TASK INPUT:
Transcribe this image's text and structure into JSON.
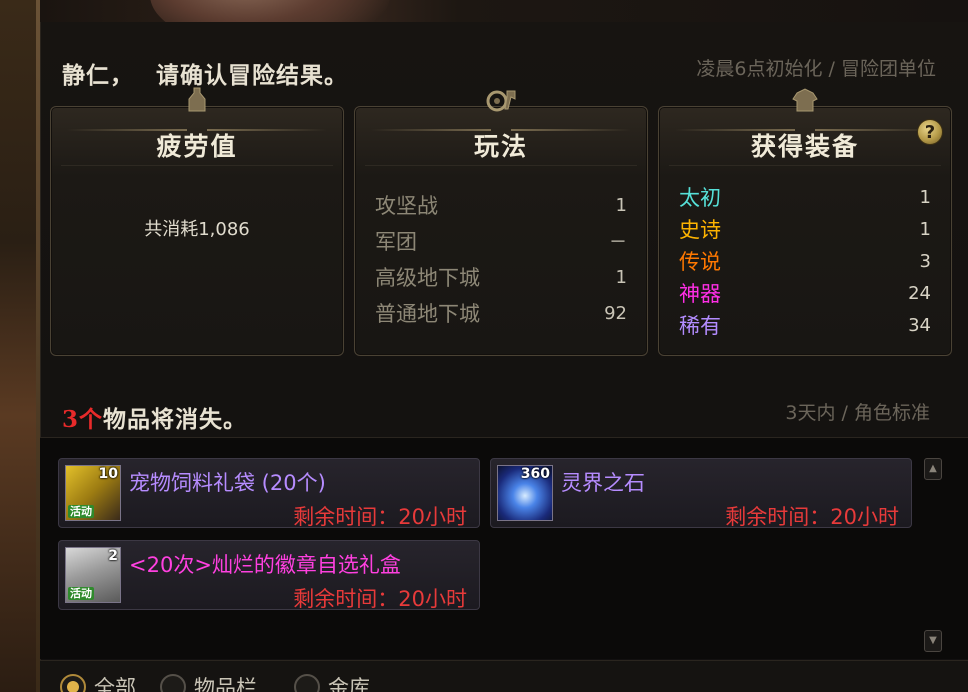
{
  "header": {
    "player_name": "静仁，",
    "prompt": "请确认冒险结果。",
    "reset_info": "凌晨6点初始化 / 冒险团单位"
  },
  "cards": {
    "fatigue": {
      "title": "疲劳值",
      "text": "共消耗1,086"
    },
    "mode": {
      "title": "玩法",
      "rows": [
        {
          "label": "攻坚战",
          "value": "1"
        },
        {
          "label": "军团",
          "value": "－"
        },
        {
          "label": "高级地下城",
          "value": "1"
        },
        {
          "label": "普通地下城",
          "value": "92"
        }
      ]
    },
    "equipment": {
      "title": "获得装备",
      "help": "?",
      "rows": [
        {
          "label": "太初",
          "value": "1",
          "color": "#56e0d8"
        },
        {
          "label": "史诗",
          "value": "1",
          "color": "#ffb400"
        },
        {
          "label": "传说",
          "value": "3",
          "color": "#ff7800"
        },
        {
          "label": "神器",
          "value": "24",
          "color": "#ff2ee6"
        },
        {
          "label": "稀有",
          "value": "34",
          "color": "#b38cff"
        }
      ]
    }
  },
  "expiring": {
    "count": "3个",
    "title_rest": "物品将消失。",
    "info": "3天内 / 角色标准",
    "items": [
      {
        "name": "宠物饲料礼袋 (20个)",
        "qty": "10",
        "tag": "活动",
        "remaining": "剩余时间：20小时",
        "icon": "pet-food-bag-icon"
      },
      {
        "name": "灵界之石",
        "qty": "360",
        "tag": "",
        "remaining": "剩余时间：20小时",
        "icon": "spirit-stone-icon"
      },
      {
        "name": "<20次>灿烂的徽章自选礼盒",
        "qty": "2",
        "tag": "活动",
        "remaining": "剩余时间：20小时",
        "icon": "emblem-box-icon"
      }
    ]
  },
  "filters": {
    "options": [
      "全部",
      "物品栏",
      "金库"
    ],
    "selected": "全部"
  },
  "icons": {
    "scroll_up": "chevron-up-icon",
    "scroll_down": "chevron-down-icon"
  }
}
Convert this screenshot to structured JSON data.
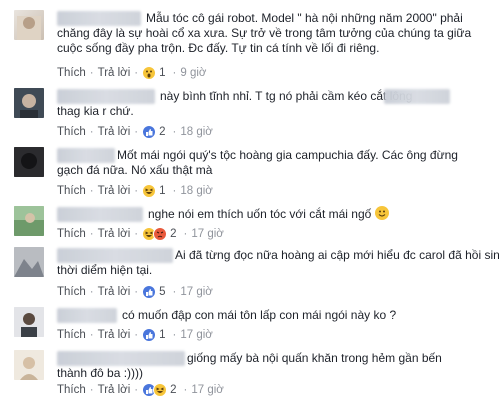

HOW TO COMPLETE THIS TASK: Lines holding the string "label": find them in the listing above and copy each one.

WRITTEN RESPONSE:
          "label": "攻坚战",
          "label": "军团",
          "label": "高级地下城",
          "label": "普通地下城",
          "label": "太初",
          "label": "史诗",
          "label": "传说",
          "label": "神器",
          "label": "稀有",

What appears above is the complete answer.